Down to the last line, reproduce the records exactly.

Dataset entries below:

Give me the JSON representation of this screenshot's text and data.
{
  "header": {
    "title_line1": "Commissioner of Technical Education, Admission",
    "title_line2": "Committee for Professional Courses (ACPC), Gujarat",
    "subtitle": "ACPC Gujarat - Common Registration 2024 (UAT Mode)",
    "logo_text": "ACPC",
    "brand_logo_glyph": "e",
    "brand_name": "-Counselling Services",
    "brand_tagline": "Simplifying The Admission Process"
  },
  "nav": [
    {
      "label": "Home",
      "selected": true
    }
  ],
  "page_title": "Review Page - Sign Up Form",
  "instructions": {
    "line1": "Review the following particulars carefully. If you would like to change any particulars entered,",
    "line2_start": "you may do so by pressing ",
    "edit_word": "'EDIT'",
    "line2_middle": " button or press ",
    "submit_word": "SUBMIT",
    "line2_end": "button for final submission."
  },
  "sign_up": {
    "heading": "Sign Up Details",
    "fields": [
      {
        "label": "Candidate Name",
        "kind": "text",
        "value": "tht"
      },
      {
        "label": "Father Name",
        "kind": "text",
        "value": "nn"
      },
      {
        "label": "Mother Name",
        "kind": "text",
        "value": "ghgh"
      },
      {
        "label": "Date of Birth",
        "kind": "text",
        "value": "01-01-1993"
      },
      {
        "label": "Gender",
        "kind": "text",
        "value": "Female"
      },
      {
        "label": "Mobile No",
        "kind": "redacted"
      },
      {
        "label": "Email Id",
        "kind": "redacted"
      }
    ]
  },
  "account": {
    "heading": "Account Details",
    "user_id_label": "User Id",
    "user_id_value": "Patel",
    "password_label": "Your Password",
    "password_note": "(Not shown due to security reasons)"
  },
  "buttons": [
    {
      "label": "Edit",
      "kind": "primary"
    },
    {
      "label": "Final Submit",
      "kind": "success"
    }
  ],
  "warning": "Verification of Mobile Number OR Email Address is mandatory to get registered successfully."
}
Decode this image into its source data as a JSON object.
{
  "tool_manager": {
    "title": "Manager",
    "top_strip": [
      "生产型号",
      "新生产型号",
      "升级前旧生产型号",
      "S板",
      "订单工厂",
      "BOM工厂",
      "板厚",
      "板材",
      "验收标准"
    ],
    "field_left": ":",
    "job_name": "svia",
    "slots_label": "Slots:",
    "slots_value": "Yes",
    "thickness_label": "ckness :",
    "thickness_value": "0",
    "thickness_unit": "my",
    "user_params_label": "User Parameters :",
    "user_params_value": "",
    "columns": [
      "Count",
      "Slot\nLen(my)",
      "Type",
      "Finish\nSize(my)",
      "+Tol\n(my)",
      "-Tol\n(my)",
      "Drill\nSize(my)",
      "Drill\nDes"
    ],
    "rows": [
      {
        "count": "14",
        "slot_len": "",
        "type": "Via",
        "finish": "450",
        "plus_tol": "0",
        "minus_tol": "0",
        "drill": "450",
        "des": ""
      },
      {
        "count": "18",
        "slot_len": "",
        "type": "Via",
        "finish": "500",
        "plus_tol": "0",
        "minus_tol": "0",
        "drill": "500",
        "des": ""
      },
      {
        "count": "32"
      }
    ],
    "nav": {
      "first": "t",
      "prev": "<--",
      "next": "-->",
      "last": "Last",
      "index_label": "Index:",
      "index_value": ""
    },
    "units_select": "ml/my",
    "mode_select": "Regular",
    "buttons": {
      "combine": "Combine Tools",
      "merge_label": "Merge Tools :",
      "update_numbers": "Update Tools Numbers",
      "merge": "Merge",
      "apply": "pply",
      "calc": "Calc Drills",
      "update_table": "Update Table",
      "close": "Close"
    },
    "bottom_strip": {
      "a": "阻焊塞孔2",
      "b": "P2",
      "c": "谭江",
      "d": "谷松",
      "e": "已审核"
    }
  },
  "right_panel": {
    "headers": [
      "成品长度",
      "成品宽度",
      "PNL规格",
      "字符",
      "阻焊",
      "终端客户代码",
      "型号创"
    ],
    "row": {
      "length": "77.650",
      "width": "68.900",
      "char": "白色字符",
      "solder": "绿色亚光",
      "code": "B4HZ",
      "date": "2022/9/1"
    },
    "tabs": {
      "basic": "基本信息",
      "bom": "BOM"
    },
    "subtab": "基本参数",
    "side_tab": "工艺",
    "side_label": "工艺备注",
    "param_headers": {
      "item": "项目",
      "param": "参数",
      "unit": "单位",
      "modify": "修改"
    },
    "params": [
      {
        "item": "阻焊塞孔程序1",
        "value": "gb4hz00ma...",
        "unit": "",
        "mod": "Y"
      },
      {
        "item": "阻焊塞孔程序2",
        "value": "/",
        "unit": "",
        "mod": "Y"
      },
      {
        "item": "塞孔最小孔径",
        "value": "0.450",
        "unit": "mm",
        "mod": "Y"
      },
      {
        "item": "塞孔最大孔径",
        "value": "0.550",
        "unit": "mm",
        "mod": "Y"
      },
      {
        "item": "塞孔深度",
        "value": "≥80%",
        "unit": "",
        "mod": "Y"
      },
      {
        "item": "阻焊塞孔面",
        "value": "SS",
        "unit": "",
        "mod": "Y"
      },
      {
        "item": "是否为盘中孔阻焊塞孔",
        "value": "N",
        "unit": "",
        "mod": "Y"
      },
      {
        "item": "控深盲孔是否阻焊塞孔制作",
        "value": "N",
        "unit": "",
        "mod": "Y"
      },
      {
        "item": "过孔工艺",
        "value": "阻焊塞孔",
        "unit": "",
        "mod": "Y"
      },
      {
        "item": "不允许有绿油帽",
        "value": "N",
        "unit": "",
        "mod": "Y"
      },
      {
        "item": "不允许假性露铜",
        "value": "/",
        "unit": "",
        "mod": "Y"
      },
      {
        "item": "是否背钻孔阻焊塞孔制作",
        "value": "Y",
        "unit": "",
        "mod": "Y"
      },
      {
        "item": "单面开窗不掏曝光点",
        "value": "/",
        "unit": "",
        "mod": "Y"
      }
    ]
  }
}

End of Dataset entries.

→ **Task result**:
Give me the JSON representation of this screenshot's text and data.
{
  "header": {
    "title_line1": "Commissioner of Technical Education, Admission",
    "title_line2": "Committee for Professional Courses (ACPC), Gujarat",
    "subtitle": "ACPC Gujarat - Common Registration 2024 (UAT Mode)",
    "logo_text": "ACPC",
    "brand_logo_glyph": "e",
    "brand_name": "-Counselling Services",
    "brand_tagline": "Simplifying The Admission Process"
  },
  "nav": [
    {
      "label": "Home",
      "selected": true
    }
  ],
  "page_title": "Review Page - Sign Up Form",
  "instructions": {
    "line1": "Review the following particulars carefully. If you would like to change any particulars entered,",
    "line2_start": "you may do so by pressing ",
    "edit_word": "'EDIT'",
    "line2_middle": " button or press ",
    "submit_word": "SUBMIT",
    "line2_end": "button for final submission."
  },
  "sign_up": {
    "heading": "Sign Up Details",
    "fields": [
      {
        "label": "Candidate Name",
        "kind": "text",
        "value": "tht"
      },
      {
        "label": "Father Name",
        "kind": "text",
        "value": "nn"
      },
      {
        "label": "Mother Name",
        "kind": "text",
        "value": "ghgh"
      },
      {
        "label": "Date of Birth",
        "kind": "text",
        "value": "01-01-1993"
      },
      {
        "label": "Gender",
        "kind": "text",
        "value": "Female"
      },
      {
        "label": "Mobile No",
        "kind": "redacted"
      },
      {
        "label": "Email Id",
        "kind": "redacted"
      }
    ]
  },
  "account": {
    "heading": "Account Details",
    "user_id_label": "User Id",
    "user_id_value": "Patel",
    "password_label": "Your Password",
    "password_note": "(Not shown due to security reasons)"
  },
  "buttons": [
    {
      "label": "Edit",
      "kind": "primary"
    },
    {
      "label": "Final Submit",
      "kind": "success"
    }
  ],
  "warning": "Verification of Mobile Number OR Email Address is mandatory to get registered successfully."
}
Decode this image into its source data as a JSON object.
{
  "tool_manager": {
    "title": "Manager",
    "top_strip": [
      "生产型号",
      "新生产型号",
      "升级前旧生产型号",
      "S板",
      "订单工厂",
      "BOM工厂",
      "板厚",
      "板材",
      "验收标准"
    ],
    "field_left": ":",
    "job_name": "svia",
    "slots_label": "Slots:",
    "slots_value": "Yes",
    "thickness_label": "ckness :",
    "thickness_value": "0",
    "thickness_unit": "my",
    "user_params_label": "User Parameters :",
    "user_params_value": "",
    "columns": [
      "Count",
      "Slot\nLen(my)",
      "Type",
      "Finish\nSize(my)",
      "+Tol\n(my)",
      "-Tol\n(my)",
      "Drill\nSize(my)",
      "Drill\nDes"
    ],
    "rows": [
      {
        "count": "14",
        "slot_len": "",
        "type": "Via",
        "finish": "450",
        "plus_tol": "0",
        "minus_tol": "0",
        "drill": "450",
        "des": ""
      },
      {
        "count": "18",
        "slot_len": "",
        "type": "Via",
        "finish": "500",
        "plus_tol": "0",
        "minus_tol": "0",
        "drill": "500",
        "des": ""
      },
      {
        "count": "32"
      }
    ],
    "nav": {
      "first": "t",
      "prev": "<--",
      "next": "-->",
      "last": "Last",
      "index_label": "Index:",
      "index_value": ""
    },
    "units_select": "ml/my",
    "mode_select": "Regular",
    "buttons": {
      "combine": "Combine Tools",
      "merge_label": "Merge Tools :",
      "update_numbers": "Update Tools Numbers",
      "merge": "Merge",
      "apply": "pply",
      "calc": "Calc Drills",
      "update_table": "Update Table",
      "close": "Close"
    },
    "bottom_strip": {
      "a": "阻焊塞孔2",
      "b": "P2",
      "c": "谭江",
      "d": "谷松",
      "e": "已审核"
    }
  },
  "right_panel": {
    "headers": [
      "成品长度",
      "成品宽度",
      "PNL规格",
      "字符",
      "阻焊",
      "终端客户代码",
      "型号创"
    ],
    "row": {
      "length": "77.650",
      "width": "68.900",
      "char": "白色字符",
      "solder": "绿色亚光",
      "code": "B4HZ",
      "date": "2022/9/1"
    },
    "tabs": {
      "basic": "基本信息",
      "bom": "BOM"
    },
    "subtab": "基本参数",
    "side_tab": "工艺",
    "side_label": "工艺备注",
    "param_headers": {
      "item": "项目",
      "param": "参数",
      "unit": "单位",
      "modify": "修改"
    },
    "params": [
      {
        "item": "阻焊塞孔程序1",
        "value": "gb4hz00ma...",
        "unit": "",
        "mod": "Y"
      },
      {
        "item": "阻焊塞孔程序2",
        "value": "/",
        "unit": "",
        "mod": "Y"
      },
      {
        "item": "塞孔最小孔径",
        "value": "0.450",
        "unit": "mm",
        "mod": "Y"
      },
      {
        "item": "塞孔最大孔径",
        "value": "0.550",
        "unit": "mm",
        "mod": "Y"
      },
      {
        "item": "塞孔深度",
        "value": "≥80%",
        "unit": "",
        "mod": "Y"
      },
      {
        "item": "阻焊塞孔面",
        "value": "SS",
        "unit": "",
        "mod": "Y"
      },
      {
        "item": "是否为盘中孔阻焊塞孔",
        "value": "N",
        "unit": "",
        "mod": "Y"
      },
      {
        "item": "控深盲孔是否阻焊塞孔制作",
        "value": "N",
        "unit": "",
        "mod": "Y"
      },
      {
        "item": "过孔工艺",
        "value": "阻焊塞孔",
        "unit": "",
        "mod": "Y"
      },
      {
        "item": "不允许有绿油帽",
        "value": "N",
        "unit": "",
        "mod": "Y"
      },
      {
        "item": "不允许假性露铜",
        "value": "/",
        "unit": "",
        "mod": "Y"
      },
      {
        "item": "是否背钻孔阻焊塞孔制作",
        "value": "Y",
        "unit": "",
        "mod": "Y"
      },
      {
        "item": "单面开窗不掏曝光点",
        "value": "/",
        "unit": "",
        "mod": "Y"
      }
    ]
  }
}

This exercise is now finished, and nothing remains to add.